Interface dataset entries
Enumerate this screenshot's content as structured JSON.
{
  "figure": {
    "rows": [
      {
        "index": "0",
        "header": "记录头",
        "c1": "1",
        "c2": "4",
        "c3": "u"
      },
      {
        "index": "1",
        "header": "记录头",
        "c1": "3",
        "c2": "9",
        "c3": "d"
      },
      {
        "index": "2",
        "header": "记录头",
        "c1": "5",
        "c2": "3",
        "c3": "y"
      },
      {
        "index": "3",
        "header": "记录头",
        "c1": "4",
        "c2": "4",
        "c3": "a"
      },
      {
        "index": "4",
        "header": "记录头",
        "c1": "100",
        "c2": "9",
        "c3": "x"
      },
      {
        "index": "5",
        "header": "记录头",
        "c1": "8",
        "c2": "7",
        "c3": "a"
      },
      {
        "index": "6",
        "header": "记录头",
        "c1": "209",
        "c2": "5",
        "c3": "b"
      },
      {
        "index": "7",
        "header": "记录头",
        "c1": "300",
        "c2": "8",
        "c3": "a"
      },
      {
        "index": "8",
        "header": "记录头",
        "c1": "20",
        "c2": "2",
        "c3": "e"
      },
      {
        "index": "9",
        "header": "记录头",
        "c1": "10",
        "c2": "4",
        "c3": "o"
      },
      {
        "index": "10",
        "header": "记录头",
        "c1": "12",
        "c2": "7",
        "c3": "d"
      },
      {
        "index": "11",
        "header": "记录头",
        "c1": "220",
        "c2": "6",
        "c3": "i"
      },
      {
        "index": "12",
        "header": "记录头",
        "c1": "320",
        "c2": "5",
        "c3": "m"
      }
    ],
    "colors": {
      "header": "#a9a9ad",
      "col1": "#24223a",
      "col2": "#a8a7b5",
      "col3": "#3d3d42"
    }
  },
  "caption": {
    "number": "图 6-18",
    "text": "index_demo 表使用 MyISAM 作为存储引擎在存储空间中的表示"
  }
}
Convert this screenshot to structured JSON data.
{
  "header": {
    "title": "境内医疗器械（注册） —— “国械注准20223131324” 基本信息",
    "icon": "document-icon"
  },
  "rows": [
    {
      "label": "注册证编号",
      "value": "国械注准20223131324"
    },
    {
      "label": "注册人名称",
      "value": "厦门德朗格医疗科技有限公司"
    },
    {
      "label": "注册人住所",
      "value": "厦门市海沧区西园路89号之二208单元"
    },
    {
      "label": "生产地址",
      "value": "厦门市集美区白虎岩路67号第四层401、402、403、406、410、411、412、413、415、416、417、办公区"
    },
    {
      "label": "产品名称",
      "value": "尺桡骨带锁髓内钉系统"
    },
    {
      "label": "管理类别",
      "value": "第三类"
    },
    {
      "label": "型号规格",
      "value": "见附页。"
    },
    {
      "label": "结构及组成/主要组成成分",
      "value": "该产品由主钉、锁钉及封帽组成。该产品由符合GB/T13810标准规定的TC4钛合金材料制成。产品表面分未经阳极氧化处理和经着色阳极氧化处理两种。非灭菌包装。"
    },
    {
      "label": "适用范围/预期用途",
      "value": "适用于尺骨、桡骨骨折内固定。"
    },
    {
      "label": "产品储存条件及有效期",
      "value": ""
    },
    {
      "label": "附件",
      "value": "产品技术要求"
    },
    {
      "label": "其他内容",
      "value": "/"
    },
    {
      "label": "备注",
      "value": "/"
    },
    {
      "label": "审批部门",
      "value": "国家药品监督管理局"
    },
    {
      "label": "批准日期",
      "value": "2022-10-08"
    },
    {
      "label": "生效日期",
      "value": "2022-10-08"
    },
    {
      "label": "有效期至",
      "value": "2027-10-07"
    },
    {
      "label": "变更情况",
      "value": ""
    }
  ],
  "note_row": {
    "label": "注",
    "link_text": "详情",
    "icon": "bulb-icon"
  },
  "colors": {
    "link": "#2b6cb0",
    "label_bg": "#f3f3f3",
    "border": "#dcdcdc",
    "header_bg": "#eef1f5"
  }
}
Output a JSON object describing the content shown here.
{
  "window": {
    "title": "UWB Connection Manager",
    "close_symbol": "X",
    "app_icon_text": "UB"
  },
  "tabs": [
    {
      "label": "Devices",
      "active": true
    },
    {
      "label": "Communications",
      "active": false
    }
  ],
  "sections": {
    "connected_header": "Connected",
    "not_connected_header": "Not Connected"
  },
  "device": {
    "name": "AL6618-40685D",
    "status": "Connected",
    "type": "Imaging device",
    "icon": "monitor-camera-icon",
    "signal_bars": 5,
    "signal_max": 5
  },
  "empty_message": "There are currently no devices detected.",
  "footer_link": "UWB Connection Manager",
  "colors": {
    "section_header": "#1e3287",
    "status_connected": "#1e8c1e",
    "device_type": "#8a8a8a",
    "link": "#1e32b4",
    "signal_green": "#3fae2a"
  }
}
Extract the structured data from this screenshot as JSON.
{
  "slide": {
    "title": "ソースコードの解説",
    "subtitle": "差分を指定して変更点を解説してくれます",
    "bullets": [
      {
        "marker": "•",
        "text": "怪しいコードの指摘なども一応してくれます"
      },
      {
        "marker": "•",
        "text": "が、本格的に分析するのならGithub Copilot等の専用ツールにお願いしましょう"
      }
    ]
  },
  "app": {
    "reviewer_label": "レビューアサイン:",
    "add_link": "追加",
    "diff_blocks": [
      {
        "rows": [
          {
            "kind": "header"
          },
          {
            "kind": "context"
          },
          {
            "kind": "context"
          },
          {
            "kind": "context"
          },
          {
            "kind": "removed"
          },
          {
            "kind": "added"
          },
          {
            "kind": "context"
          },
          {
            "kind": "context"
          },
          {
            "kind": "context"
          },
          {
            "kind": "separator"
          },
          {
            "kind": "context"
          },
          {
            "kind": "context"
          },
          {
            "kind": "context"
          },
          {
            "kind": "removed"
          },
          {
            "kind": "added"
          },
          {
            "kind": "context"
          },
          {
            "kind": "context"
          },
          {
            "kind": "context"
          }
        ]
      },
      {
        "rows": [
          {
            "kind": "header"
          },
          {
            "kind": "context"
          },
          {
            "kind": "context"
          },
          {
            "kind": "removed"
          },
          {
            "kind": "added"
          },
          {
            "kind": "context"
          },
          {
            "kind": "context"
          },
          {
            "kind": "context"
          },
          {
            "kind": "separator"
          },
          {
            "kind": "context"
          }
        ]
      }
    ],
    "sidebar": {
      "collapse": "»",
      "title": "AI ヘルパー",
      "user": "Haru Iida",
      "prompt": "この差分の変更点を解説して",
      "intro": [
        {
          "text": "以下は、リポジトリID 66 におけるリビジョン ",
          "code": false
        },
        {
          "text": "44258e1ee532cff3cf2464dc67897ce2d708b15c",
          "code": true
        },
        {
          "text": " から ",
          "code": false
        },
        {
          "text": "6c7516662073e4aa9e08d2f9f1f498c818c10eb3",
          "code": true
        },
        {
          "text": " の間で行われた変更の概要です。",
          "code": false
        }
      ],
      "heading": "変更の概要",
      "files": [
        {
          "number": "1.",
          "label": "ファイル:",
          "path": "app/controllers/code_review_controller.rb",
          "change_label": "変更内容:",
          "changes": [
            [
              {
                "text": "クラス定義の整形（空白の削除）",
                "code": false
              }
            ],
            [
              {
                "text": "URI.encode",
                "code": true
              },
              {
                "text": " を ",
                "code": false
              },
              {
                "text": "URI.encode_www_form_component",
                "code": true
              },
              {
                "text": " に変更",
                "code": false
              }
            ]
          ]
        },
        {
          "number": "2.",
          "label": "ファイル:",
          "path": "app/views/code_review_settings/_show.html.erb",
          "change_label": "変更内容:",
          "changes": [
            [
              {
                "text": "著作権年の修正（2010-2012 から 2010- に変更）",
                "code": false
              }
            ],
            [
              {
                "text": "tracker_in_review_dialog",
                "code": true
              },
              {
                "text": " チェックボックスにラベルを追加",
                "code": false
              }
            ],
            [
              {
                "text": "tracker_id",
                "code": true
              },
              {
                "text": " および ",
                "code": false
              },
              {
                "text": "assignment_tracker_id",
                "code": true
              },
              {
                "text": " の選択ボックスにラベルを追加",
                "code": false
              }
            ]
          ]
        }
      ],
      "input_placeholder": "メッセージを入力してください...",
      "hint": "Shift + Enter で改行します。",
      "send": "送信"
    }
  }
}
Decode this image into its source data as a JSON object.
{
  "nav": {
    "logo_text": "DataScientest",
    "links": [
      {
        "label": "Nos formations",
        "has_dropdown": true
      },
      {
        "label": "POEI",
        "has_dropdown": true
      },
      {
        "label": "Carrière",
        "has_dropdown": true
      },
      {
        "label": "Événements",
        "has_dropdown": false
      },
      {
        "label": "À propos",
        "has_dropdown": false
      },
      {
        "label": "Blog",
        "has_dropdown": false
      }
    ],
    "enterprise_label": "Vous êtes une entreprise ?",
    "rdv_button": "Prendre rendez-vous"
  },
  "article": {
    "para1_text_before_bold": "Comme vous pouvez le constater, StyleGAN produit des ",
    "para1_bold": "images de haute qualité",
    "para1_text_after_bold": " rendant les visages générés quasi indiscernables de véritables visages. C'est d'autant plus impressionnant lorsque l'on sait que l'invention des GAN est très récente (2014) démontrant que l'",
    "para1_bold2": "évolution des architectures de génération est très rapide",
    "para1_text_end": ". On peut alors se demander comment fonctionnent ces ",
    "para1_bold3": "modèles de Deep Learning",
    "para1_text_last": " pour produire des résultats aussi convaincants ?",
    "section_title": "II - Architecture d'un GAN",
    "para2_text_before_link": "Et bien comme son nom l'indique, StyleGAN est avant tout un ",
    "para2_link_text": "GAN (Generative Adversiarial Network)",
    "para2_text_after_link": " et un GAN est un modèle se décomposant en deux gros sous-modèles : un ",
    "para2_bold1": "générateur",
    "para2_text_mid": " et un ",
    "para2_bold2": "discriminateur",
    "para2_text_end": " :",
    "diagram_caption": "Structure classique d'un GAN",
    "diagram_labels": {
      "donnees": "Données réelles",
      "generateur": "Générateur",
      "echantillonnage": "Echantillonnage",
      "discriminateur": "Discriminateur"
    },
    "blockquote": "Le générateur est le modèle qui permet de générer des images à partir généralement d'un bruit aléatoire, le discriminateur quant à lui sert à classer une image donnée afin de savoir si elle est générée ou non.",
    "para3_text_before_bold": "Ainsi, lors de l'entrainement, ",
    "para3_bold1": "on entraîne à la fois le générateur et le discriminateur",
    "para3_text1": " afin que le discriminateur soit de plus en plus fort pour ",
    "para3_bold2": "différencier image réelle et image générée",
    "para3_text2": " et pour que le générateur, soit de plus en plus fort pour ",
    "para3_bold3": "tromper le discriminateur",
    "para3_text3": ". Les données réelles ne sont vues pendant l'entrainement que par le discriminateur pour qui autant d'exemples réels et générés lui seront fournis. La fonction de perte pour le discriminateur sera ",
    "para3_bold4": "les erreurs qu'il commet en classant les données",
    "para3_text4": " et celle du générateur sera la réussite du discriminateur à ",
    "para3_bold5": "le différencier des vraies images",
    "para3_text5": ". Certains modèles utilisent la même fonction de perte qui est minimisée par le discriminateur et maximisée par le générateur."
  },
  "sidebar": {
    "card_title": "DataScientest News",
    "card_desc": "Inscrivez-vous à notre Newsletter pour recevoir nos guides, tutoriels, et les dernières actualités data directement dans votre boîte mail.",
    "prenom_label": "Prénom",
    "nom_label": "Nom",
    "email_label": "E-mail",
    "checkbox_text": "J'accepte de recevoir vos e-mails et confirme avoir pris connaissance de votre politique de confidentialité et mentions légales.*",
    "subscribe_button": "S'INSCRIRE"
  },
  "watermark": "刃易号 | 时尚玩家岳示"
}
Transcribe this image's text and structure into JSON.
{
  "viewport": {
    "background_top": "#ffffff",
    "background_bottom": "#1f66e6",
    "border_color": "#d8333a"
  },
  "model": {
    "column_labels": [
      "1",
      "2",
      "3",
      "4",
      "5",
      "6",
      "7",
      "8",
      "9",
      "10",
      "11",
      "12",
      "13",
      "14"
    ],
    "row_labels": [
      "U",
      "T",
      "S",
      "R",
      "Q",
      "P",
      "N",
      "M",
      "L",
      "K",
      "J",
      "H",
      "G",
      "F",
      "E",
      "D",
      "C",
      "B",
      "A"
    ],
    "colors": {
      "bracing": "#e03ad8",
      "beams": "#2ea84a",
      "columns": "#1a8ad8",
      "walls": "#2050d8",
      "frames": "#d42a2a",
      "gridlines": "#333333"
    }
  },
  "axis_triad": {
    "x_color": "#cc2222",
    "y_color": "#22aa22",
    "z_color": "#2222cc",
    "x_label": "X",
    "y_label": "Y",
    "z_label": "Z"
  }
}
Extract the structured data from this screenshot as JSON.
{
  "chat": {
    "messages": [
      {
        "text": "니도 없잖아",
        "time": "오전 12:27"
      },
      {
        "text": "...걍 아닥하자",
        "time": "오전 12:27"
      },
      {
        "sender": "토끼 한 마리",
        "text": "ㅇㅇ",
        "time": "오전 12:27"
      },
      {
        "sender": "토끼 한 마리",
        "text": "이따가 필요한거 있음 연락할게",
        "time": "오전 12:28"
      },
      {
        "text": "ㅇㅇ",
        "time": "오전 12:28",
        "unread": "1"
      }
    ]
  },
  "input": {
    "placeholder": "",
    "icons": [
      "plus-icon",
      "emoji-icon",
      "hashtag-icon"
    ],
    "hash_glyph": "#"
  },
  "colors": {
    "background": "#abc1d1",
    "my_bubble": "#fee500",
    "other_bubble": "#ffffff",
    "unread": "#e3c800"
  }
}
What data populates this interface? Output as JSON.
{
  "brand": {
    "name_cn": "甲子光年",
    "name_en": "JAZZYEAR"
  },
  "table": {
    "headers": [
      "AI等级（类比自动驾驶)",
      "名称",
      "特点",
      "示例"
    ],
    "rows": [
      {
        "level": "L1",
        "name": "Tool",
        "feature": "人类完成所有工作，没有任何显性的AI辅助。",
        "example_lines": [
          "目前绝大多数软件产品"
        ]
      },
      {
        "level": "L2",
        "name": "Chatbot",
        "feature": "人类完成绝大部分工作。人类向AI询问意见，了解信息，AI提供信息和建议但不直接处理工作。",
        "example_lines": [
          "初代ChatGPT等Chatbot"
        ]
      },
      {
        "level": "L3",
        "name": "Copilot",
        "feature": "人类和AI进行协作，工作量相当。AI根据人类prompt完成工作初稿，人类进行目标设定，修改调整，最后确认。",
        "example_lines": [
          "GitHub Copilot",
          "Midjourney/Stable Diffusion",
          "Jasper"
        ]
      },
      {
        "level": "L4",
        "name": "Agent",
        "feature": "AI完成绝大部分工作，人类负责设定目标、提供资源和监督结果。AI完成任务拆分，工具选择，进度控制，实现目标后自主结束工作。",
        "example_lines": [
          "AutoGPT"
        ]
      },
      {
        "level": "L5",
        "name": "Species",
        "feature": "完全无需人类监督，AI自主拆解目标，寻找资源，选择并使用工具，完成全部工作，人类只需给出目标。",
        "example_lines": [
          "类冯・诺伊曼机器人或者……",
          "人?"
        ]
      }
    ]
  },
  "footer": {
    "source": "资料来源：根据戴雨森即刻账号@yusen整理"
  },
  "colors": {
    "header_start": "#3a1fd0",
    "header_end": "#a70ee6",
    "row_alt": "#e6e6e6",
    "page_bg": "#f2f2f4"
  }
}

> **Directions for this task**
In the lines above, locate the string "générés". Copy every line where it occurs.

> **Output for this exercise**
    "para1_text_after_bold": " rendant les visages générés quasi indiscernables de véritables visages. C'est d'autant plus impressionnant lorsque l'on sait que l'invention des GAN est très récente (2014) démontrant que l'",
    "para3_text3": ". Les données réelles ne sont vues pendant l'entrainement que par le discriminateur pour qui autant d'exemples réels et générés lui seront fournis. La fonction de perte pour le discriminateur sera ",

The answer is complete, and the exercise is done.